The HSC engaged communities in a process to receive feedback on their partnerships; the summary of recommendations that lead to effective and meaningful engagement include the following

  • Planning the meetings and connecting to the community partners is as important as visits
  • It is essential to follow-up on recommendations from communities
  • Do our homework and enter the community to listen, learn, and identify how we can partner
  • Be humble, don’t suggest or promise what you can’t deliver, become part of the community, don’t repeat the mistakes of the past in how the University engages in community
  • Create a permanent presence in communities (i.e. the Health Extension model)
  • Communities need to identify which professionals they’d like to work with in the establishment of a local “hub”
  • Evaluators, epidemiologists, and others who can assist with community needs assessment could be just as helpful in some communities as medical providers

Related Literature & Tools

Click on the thumbnail images below to access key literature related to the principle of engagement:

“Returning to our Roots:
The Engaged Institution”

“Global Consensus for the Social Accountability of Medical Schools”

“Linking Scholarship & Community:
Report of the Commission on Community- Engaged Scholarship in the Health Professions”

“Principles of Community Engagement”

“A Promising Connection: Increasing College Access & Success through Civic Engagement”

“The Active Community Engagement Continuum”
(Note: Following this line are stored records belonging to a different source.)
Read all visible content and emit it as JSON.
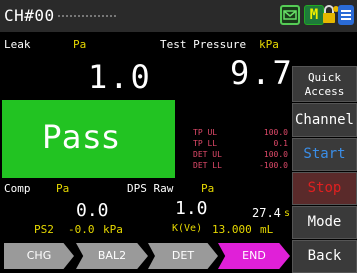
{
  "header": {
    "channel": "CH#00",
    "icons": [
      "mail-icon",
      "m-icon",
      "lock-key-icon",
      "menu-icon"
    ]
  },
  "leak": {
    "label": "Leak",
    "unit": "Pa",
    "value": "1.0"
  },
  "test_pressure": {
    "label": "Test Pressure",
    "unit": "kPa",
    "value": "9.7"
  },
  "result": {
    "label": "Pass",
    "color": "#22c322"
  },
  "limits": [
    {
      "name": "TP UL",
      "value": "100.0"
    },
    {
      "name": "TP LL",
      "value": "0.1"
    },
    {
      "name": "DET UL",
      "value": "100.0"
    },
    {
      "name": "DET LL",
      "value": "-100.0"
    }
  ],
  "comp": {
    "label": "Comp",
    "unit": "Pa",
    "value": "0.0"
  },
  "dps_raw": {
    "label": "DPS Raw",
    "unit": "Pa",
    "value": "1.0"
  },
  "time": {
    "value": "27.4",
    "unit": "s"
  },
  "ps2": {
    "label": "PS2",
    "value": "-0.0",
    "unit": "kPa"
  },
  "kve": {
    "label": "K(Ve)",
    "value": "13.000",
    "unit": "mL"
  },
  "side_buttons": {
    "quick_access_line1": "Quick",
    "quick_access_line2": "Access",
    "channel": "Channel",
    "start": "Start",
    "stop": "Stop",
    "mode": "Mode",
    "back": "Back"
  },
  "process": [
    "CHG",
    "BAL2",
    "DET",
    "END"
  ],
  "colors": {
    "pass_green": "#22c322",
    "label_yellow": "#e6d800",
    "limit_pink": "#e04a6a",
    "start_blue": "#3a8ee8",
    "stop_red": "#e02020",
    "end_magenta": "#e020d8"
  }
}
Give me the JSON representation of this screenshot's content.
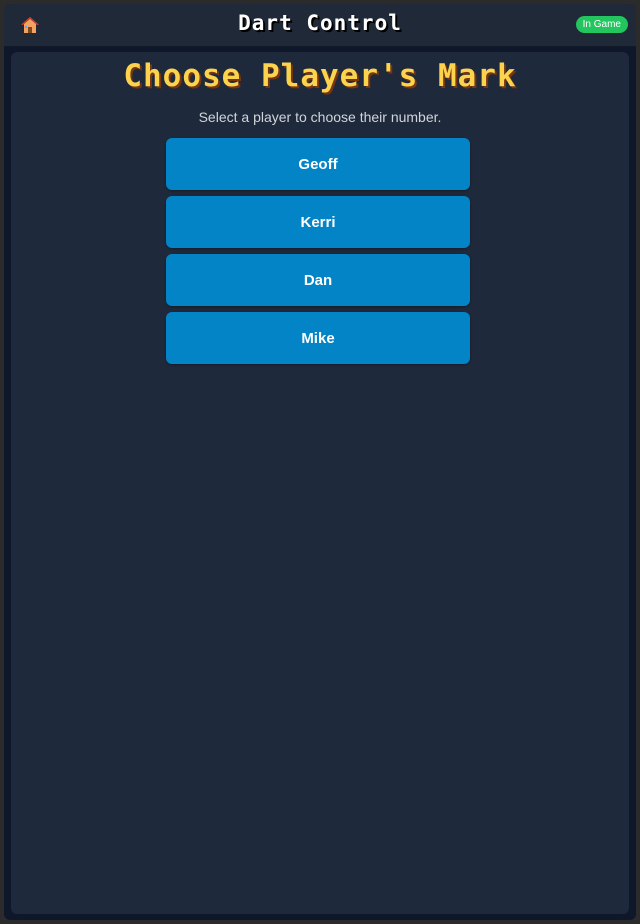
{
  "header": {
    "home_icon": "house-icon",
    "title": "Dart Control",
    "status_badge": "In Game",
    "status_color": "#22c55e"
  },
  "main": {
    "title": "Choose Player's Mark",
    "subtitle": "Select a player to choose their number.",
    "players": [
      {
        "label": "Geoff"
      },
      {
        "label": "Kerri"
      },
      {
        "label": "Dan"
      },
      {
        "label": "Mike"
      }
    ]
  },
  "colors": {
    "accent_title": "#fcd34d",
    "button": "#0284c7",
    "panel": "#1e293b",
    "background": "#0f172a"
  }
}
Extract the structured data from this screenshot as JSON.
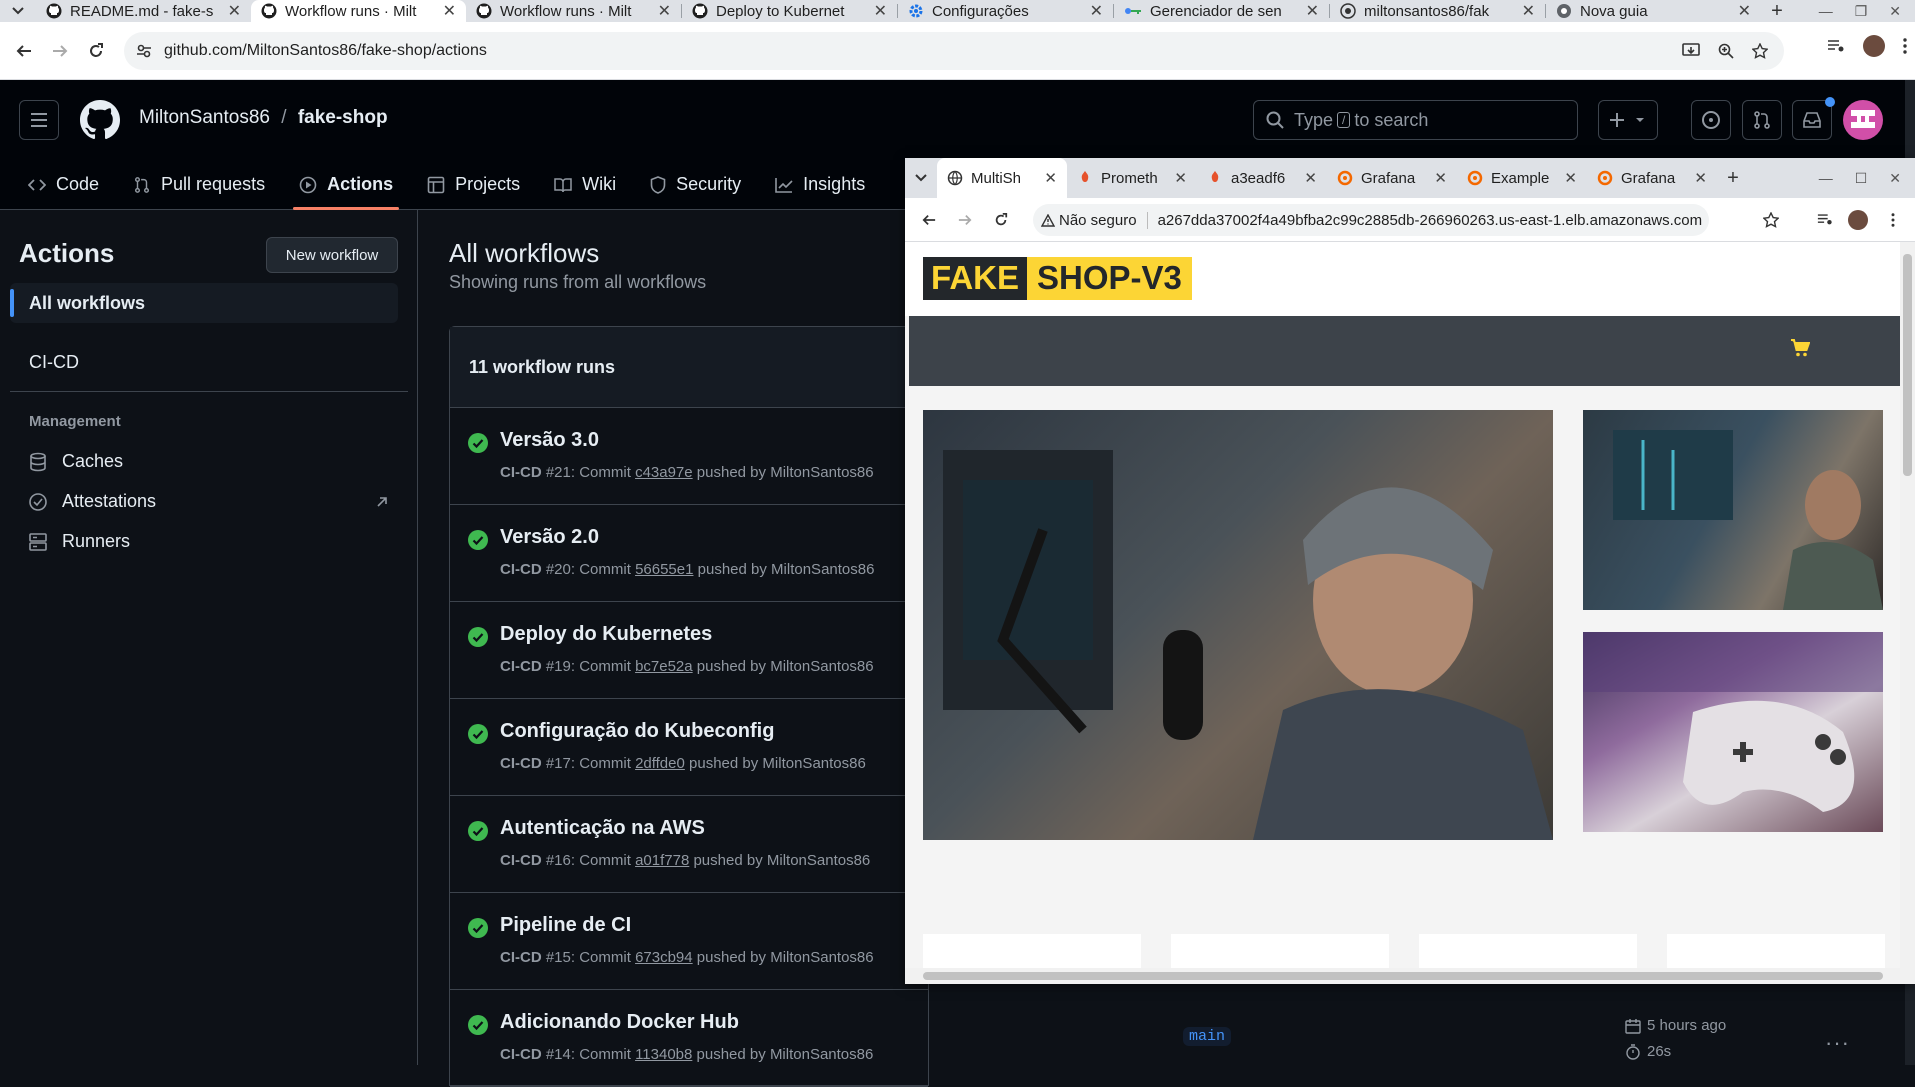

“Campus Compact: President’s Declaration on the Civic Responsibility of Higher Education”

“Engaged Scholarship: A Resource Guide”

“Five Dimension of Enhancing Community-Campus Connections for Access and Success”

The following presentation may also be useful tools in learning about engagement:

“Scholarship-Focused Outreach and Engagement: Aligning Institutional Capacity with Engaged Scholarship”

“Community Engagement as Health Promotion”

“Integrating Civic Engagement into State Initiatives”

There are several other key articles and tools you may find useful. Click on the links below to access them:



Metrics and Evaluation Financing Message Mapping Building a Movement Chp6 Sustainability Diverse Populations Critical Health Literacy CHWs Chp5 Population Health Beyond PCMH Shared Resources Community Health Systems Small Practices PCEP Chp4 Primary Care Health Outcomes Core HERO Functions Engagement Perspective HERO Model Chp3 Health Extension Model Public Health Cooperative Extension Academic Health Centers Primer for Engagement Chp2 Engagement What is a Hero General Overview Using the Toolkit Chp1 Getting Started